I realize this isn't a book about ML in general, so feel free to discount the rest of this post as off-topic.

The "Underfit" row in figure 3.3 and the description that follows might be worth another sentence or three to explain how one gets a thumbs-up on train and a thumbs-down on test. The "Underfit" box in figure 3.4 shows one of the classic explanations for underfitting, which is applying a linear model to non-linear data, but that doesn't really explain why test or validation would outperform train.

The SO thread below addresses the issue to some extent. Most of the response boils down to "are you really, really sure that's what you are seeing?" And that would be my first thought as well if I showed better train than validation or test.

Thanks for reading. I'm enjoying the book.
Nishant Shukla (52) [Avatar] Offline
Good point! I've just added a paragraph going in further detail about overfitting and underfitting.

Thank you for your suggestion!
edzzn (4) [Avatar] Offline
I also think that some parts needs more explanation. Because we are supposing that the person who reads this book has no idea of Tensorflow and for me using functions like this in Listing 3.2:

train_op = tf.train.GradientDescentOptimizer(learning_rate).minimize(cost) 

Is just magic if the only description is:

Define the operation that will be called on each iteration of the learning algorithm

I think that at least a couple of lines in what Gradient Descent is should be included. And maybe a bit on why it just works.

Why using a
makes my code work? what is going behind the scenes?

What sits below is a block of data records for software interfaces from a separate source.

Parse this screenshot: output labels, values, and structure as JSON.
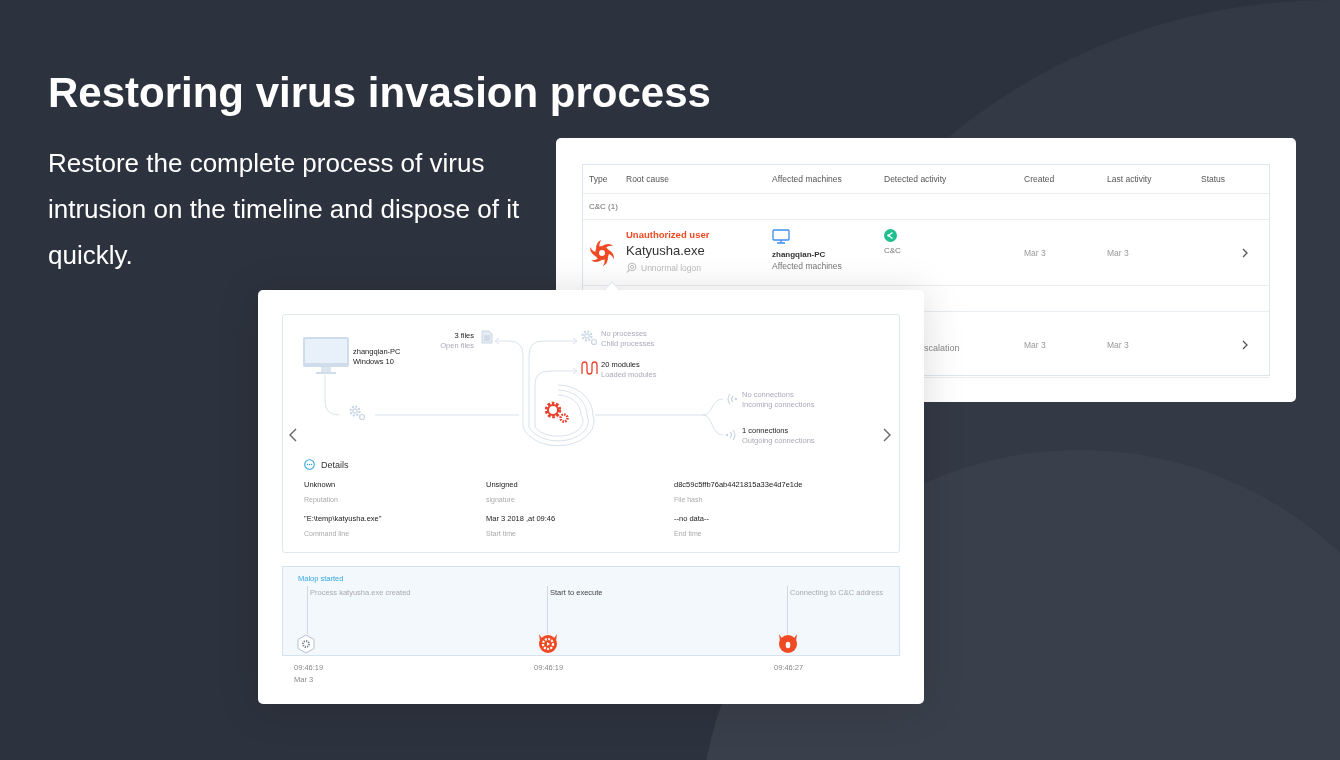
{
  "headline": "Restoring virus invasion process",
  "description": "Restore the complete process of virus intrusion on the timeline and dispose of it quickly.",
  "alert_table": {
    "columns": [
      "Type",
      "Root cause",
      "Affected machines",
      "Detected activity",
      "Created",
      "Last activity",
      "Status"
    ],
    "rows": [
      {
        "kind": "group",
        "label": "C&C (1)"
      },
      {
        "kind": "alert",
        "alert": "Unauthorized user",
        "name": "Katyusha.exe",
        "note": "Unnormal logon",
        "machine": "zhangqian-PC",
        "machine_label": "Affected machines",
        "activity": "C&C",
        "created": "Mar 3",
        "last_activity": "Mar 3"
      },
      {
        "kind": "group"
      },
      {
        "kind": "covered_alert",
        "activity": "scalation",
        "created": "Mar 3",
        "last_activity": "Mar 3"
      }
    ]
  },
  "process_view": {
    "host": {
      "name": "zhangqian-PC",
      "os": "Windows 10"
    },
    "nodes": [
      {
        "kind": "files",
        "value": "3 files",
        "label": "Open files",
        "active": true
      },
      {
        "kind": "processes",
        "value": "No processes",
        "label": "Child processes",
        "active": false
      },
      {
        "kind": "modules",
        "value": "20 modules",
        "label": "Loaded modules",
        "active": true
      },
      {
        "kind": "incoming",
        "value": "No connections",
        "label": "Incoming connections",
        "active": false
      },
      {
        "kind": "outgoing",
        "value": "1 connections",
        "label": "Outgoing connections",
        "active": true
      }
    ],
    "details_title": "Details",
    "details": [
      {
        "value": "Unknown",
        "label": "Reputation"
      },
      {
        "value": "Unsigned",
        "label": "signature"
      },
      {
        "value": "d8c59c5ffb76ab4421815a33e4d7e1de",
        "label": "File hash"
      },
      {
        "value": "\"E:\\temp\\katyusha.exe\"",
        "label": "Command line"
      },
      {
        "value": "Mar 3 2018 ,at 09:46",
        "label": "Start time"
      },
      {
        "value": "--no data--",
        "label": "End time"
      }
    ]
  },
  "timeline": {
    "title": "Malop started",
    "events": [
      {
        "kind": "process",
        "text": "Process katyusha.exe created",
        "time": "09:46:19",
        "date": "Mar 3",
        "active": false
      },
      {
        "kind": "execute",
        "text": "Start to execute",
        "time": "09:46:19",
        "active": true
      },
      {
        "kind": "connect",
        "text": "Connecting to C&C address",
        "time": "09:46:27",
        "active": false
      }
    ]
  }
}
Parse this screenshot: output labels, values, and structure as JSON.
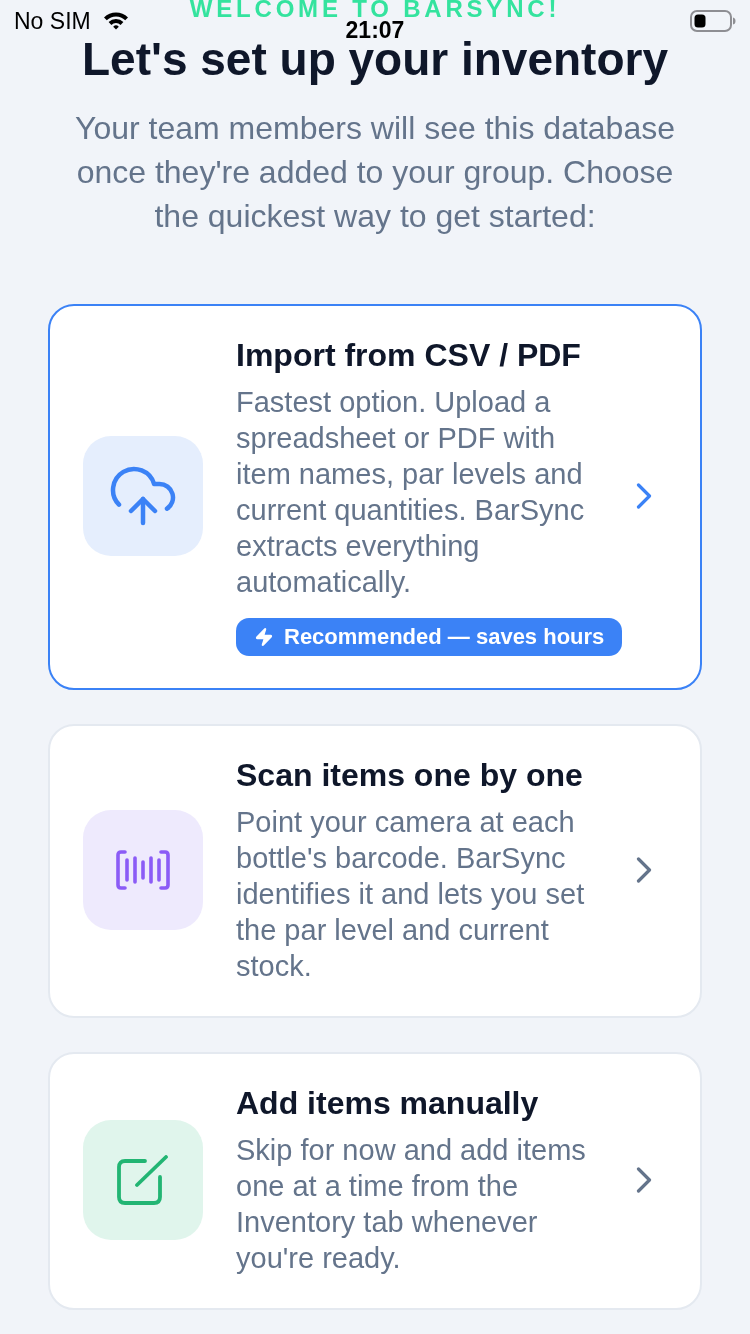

I have a little of experience with Tensorflow so it is not a problem for me. But if I was totally new I would be really confused.